National Lampoon Inc., the West Hollywood comedy company, may be sold following a lawsuit over an alleged Ponzi scheme run by its chief executive.
The lawsuit was filed last week by the bankruptcy trustee of Fair Finance Co., a former company in Akron, Ohio, formerly controlled by Timothy Durham, chief executive of National Lampoon.
Creditors forced Fair Finance into bankruptcy last year after the FBI raided its offices. Court documents filed at the time alleged that Durham and a partner ran Fair Finance as a Ponzi scheme and diverted around $200 million from the firm to other businesses they controlled.
Last week, the court-appointed trustee for Fair Finance filed a lawsuit seeking to recover the assets of two investment firms controlled by Durham. The goal is to use the companies’ assets to repay approximately 5,300 people and organizations in Ohio who have loaned money to Fair Finance.
The lawsuit alleges that the Durham businesses perpetrated “a fraud of shocking proportions and consequences”. Durham is personally not a defendant in the lawsuit and has not been charged.
Durham did not return repeated phone calls for comment. In December 2009, he discussed the FBI raid with the Business Journal shortly after it happened and denied any wrongdoing. At the time, he had a house near Beverly Hills.
Although National Lampoon is not mentioned in the lawsuit, he is still part of Durham’s business empire – he is its chief executive and owns around 8% of the shares. As a result, the company could be part of the settlement with creditors, said Kelly Burgan, attorney for Fair Finance’s bankruptcy trustee at Baker & Hostetler LLP in Cleveland.
“Tim Durham has interests in over 70 companies,” Burgan said. “This complaint does not ask for a dollar amount, but we believe we are entitled to everything these companies have – down to the last dollar.”
Burgan alleged that National Lampoon received indirect loans with money from Fair Finance.
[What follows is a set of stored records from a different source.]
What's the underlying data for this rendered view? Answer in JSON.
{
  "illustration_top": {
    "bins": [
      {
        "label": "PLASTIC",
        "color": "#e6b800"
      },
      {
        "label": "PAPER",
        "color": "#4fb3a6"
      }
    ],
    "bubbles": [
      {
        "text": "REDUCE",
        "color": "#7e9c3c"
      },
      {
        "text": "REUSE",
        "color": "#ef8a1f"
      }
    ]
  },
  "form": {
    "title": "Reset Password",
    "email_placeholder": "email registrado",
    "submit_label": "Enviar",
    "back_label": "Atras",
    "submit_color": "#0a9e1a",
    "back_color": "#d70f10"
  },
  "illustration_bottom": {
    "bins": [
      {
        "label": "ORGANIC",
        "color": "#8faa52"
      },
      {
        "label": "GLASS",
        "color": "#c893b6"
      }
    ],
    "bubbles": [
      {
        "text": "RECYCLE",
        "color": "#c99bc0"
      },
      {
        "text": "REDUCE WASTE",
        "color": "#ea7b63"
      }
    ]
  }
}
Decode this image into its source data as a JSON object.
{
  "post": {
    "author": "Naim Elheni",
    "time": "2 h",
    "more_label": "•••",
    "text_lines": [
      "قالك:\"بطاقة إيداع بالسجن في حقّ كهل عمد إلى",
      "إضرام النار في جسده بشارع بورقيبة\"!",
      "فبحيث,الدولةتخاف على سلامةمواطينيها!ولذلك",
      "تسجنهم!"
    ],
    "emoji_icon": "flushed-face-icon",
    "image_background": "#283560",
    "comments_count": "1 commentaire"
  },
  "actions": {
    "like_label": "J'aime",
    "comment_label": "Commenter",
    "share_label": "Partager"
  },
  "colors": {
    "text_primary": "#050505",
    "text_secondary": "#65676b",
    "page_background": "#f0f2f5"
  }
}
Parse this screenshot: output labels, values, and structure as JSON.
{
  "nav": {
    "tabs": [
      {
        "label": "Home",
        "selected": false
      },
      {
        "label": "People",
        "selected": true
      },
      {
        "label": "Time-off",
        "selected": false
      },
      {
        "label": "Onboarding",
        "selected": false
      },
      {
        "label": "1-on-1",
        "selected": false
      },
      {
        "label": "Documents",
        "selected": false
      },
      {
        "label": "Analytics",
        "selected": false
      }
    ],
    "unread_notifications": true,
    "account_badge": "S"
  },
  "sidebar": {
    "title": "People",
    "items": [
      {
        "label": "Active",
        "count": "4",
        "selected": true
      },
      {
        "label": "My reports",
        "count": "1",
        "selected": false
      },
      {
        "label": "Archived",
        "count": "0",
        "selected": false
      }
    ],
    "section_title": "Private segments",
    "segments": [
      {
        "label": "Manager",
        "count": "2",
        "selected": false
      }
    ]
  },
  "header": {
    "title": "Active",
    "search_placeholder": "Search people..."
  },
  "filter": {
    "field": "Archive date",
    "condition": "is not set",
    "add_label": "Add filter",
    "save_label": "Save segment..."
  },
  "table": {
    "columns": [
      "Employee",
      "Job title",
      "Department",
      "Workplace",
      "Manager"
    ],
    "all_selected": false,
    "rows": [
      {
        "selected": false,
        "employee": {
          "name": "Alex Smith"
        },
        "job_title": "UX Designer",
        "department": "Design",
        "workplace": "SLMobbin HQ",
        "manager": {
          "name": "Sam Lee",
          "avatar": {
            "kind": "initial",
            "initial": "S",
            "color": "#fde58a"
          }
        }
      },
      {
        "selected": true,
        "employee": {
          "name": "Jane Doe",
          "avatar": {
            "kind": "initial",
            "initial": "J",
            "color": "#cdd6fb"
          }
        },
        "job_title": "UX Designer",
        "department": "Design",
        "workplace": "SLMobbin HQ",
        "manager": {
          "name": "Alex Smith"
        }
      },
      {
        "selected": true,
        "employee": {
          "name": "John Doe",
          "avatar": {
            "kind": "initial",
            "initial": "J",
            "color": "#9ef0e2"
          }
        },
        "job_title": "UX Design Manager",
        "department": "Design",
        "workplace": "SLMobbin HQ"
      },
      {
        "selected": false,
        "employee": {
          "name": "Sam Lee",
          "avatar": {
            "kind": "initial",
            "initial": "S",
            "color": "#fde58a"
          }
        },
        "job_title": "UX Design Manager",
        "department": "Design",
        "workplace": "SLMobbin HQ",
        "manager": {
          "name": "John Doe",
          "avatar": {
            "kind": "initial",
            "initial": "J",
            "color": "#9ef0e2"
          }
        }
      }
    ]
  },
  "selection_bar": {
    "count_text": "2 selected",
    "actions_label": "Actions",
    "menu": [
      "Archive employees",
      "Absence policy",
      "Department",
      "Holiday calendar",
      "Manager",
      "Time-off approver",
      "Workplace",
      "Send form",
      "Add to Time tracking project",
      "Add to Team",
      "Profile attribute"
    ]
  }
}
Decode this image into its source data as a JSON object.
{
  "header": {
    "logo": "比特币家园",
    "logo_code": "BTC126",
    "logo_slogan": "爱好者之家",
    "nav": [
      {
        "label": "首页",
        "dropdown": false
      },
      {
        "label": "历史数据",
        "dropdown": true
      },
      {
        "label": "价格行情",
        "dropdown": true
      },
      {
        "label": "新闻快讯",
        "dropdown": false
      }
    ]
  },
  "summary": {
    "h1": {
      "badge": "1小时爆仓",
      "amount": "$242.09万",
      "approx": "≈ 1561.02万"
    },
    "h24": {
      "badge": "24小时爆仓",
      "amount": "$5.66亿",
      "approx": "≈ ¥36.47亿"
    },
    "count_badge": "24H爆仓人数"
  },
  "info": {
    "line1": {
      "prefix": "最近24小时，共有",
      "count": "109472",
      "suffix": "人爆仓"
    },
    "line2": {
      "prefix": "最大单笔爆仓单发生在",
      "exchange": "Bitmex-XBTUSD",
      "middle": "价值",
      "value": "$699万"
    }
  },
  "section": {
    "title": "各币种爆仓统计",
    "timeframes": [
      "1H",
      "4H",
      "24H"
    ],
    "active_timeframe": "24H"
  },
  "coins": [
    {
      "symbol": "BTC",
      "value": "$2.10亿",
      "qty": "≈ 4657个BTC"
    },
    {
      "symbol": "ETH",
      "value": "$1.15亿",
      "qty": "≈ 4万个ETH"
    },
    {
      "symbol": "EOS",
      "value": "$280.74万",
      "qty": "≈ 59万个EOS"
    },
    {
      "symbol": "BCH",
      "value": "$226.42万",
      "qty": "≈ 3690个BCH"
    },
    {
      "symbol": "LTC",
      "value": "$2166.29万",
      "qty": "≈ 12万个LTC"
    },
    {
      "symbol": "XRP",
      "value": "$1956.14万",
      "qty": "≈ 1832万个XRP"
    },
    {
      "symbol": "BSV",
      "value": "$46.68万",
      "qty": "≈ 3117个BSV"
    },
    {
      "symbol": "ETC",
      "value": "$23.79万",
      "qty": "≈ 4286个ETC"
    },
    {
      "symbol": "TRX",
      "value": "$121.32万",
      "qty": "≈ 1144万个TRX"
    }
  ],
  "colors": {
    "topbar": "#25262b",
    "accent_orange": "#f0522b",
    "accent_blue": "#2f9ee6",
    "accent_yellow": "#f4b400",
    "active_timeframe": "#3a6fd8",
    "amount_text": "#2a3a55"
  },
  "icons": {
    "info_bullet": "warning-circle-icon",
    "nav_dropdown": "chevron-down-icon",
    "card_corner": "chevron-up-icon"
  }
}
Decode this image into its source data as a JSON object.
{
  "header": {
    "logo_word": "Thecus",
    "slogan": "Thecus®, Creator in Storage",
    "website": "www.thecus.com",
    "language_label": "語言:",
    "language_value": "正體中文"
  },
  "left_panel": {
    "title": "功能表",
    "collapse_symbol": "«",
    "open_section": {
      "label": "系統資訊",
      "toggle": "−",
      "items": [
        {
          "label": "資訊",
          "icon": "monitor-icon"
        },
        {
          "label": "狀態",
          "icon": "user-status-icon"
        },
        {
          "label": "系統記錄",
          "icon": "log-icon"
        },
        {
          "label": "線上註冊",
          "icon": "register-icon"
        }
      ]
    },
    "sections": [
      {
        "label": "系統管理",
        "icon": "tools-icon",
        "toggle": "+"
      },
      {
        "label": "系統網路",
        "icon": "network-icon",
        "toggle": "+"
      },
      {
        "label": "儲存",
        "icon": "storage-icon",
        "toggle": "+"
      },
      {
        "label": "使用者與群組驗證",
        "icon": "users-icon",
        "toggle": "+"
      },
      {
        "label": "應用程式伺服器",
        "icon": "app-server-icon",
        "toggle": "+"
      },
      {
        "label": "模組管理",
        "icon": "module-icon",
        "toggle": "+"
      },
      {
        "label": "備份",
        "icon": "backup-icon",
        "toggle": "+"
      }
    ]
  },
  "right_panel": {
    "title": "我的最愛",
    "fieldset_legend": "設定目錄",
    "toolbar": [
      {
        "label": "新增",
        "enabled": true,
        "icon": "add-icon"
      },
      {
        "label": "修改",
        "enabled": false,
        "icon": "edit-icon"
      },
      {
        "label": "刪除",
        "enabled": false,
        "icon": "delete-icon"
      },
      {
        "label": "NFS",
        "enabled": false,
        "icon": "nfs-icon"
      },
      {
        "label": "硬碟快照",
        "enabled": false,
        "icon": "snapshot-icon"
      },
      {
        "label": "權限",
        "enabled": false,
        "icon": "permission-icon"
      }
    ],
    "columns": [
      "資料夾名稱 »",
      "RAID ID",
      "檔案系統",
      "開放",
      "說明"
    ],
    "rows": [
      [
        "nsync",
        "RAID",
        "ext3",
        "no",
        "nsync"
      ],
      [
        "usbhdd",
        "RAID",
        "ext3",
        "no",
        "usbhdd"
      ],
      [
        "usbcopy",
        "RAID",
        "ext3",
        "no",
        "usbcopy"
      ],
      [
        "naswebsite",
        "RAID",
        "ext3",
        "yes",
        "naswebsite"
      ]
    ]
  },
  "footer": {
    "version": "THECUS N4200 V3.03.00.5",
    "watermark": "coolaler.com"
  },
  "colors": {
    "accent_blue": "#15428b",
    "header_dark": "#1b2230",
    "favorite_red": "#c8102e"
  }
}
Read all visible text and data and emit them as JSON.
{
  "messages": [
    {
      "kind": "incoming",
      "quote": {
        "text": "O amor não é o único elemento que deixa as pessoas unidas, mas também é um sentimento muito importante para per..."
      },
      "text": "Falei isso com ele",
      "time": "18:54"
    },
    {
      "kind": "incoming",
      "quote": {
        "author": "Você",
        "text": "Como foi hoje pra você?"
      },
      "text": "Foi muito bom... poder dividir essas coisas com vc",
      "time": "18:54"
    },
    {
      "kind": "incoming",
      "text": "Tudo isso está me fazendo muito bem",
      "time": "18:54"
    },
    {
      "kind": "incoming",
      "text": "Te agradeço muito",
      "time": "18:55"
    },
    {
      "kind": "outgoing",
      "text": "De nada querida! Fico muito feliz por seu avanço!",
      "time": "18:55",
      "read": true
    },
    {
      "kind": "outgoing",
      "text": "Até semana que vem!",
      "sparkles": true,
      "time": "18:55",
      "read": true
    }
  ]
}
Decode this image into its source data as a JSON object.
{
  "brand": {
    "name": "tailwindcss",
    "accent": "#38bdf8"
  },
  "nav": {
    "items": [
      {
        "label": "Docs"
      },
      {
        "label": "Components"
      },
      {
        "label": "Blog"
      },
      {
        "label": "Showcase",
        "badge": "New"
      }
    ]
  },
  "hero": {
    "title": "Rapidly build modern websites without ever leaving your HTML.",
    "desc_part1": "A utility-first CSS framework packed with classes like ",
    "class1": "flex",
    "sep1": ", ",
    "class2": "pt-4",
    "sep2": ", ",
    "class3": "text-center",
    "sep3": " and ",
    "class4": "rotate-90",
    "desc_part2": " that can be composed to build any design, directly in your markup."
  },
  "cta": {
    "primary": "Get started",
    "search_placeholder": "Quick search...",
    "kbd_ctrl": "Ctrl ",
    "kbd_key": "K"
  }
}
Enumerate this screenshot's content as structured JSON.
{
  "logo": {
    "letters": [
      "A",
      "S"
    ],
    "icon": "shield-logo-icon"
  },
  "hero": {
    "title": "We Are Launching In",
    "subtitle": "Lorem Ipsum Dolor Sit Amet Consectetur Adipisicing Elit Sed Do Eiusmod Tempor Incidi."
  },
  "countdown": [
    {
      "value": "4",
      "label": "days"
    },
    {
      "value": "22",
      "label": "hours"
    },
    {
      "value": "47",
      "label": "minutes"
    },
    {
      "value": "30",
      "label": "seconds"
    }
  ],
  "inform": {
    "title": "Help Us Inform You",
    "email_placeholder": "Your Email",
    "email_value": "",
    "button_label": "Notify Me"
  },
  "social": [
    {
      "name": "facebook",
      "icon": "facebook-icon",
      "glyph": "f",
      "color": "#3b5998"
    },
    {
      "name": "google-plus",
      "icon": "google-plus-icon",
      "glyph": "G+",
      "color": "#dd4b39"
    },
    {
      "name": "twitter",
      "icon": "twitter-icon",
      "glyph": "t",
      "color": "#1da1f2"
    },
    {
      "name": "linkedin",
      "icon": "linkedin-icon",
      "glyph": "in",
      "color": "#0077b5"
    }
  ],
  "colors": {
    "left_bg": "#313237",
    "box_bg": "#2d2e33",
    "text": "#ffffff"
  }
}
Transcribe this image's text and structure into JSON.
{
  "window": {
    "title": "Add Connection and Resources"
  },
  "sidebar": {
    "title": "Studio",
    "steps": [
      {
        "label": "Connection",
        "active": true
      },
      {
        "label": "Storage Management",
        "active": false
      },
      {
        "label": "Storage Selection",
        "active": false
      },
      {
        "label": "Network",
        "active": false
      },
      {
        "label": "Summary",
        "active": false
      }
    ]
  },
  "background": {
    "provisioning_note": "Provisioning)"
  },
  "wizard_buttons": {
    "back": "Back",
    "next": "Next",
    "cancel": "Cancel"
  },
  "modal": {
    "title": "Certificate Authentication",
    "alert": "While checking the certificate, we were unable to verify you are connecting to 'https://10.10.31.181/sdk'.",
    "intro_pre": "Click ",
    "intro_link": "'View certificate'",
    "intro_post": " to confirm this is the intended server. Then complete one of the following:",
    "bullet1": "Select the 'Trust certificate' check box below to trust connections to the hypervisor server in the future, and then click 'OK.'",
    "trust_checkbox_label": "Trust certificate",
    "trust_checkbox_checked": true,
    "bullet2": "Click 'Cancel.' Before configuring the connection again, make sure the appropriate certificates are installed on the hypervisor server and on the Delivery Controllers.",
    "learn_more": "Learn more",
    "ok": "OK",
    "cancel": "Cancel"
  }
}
The money had been lent to other companies or friends of Durham and then lent again to National Lampoon.
Daniel Laikin, former chief executive of National Lampoon and Durham business associate, was the biggest individual loan recipient of the alleged Ponzi scheme. The lawsuit says Laikin owes more than $20 million, including interest, to Fair Finance. He was convicted of securities fraud related to his conduct at National Lampoon and is serving a four-year sentence.
National Lampoon appears to be offering little compensation to creditors. His biggest source of income is paying royalties on decades-old movies like “Animal House.” The company trades on the Pink Sheets, closing Feb. 17 at 5 cents per share. It has a market capitalization of $475,000.
However, Burgan said she has received many phone calls from people in Hollywood interested in buying the National Lampoon name, should the trustee take control of it through the bankruptcy process.
Originally, Fair Finance was a factoring company that borrowed money by issuing certificates to individuals and used the proceeds to buy accounts receivable from companies at a discount. If he could recover the full value of accounts receivable, or something close to it, he would benefit. The certificates were similar to bank certificates of deposit but were uninsured.
The lawsuit alleges that after Durham took control of Fair Finance through a leveraged buyout in 2002, it moved from factoring to making direct loans to its other companies. These loans were never repaid, so Fair Finance began taking money from new investors to pay for maturing certificates.
Durham operated Fair Finance “like a Ponzi scheme, allowing it to plunder every last penny”, the lawsuit states. “Durham admitted to counsel for Fair Finance in 2008 that between 89% and 93% of new funds brought in by investors were ‘used to pay off’ other investors’ debts.”
At the time the court appointed trustee Brian Bash, a partner at Baker & Hostetler in Cleveland, Fair Finance had about a tenth of a cent in liquid assets for every dollar of unsecured debt on its books, according to the suit.
In his December 2009 interview with the Business Journal, Durham acknowledged that Fair Finance had lent money to companies he controlled, but denied any wrongdoing. He said Fair Finance has disclosed to its creditors the nature of the loans and that Ohio regulators have approved each of the company’s investment offers.
Peter Davidson, a partner in the Los Angeles office of law firm Ervin Cohen & Jessup, said the trustee had a strong case for recovering the assets. Davidson is not involved in the case but reviewed the outline for the Business Journal.
“If companies have received money in the form of loans, they must repay them and the administrator of Fair Finance has the right to demand repayment,” he said.
Davidson estimated the bankruptcy court will rule on the lawsuit in 60-90 days, but that won’t be the end of the matter for Durham as the U.S. Attorney’s Office in Ohio has opened an investigation into the criminal charges. surrounding the collapse of Fair Finance.
“The FBI has a longer statute of limitations than the bankruptcy trustee,” Davison explained. “They take their time and make sure they can win a case before they file it.”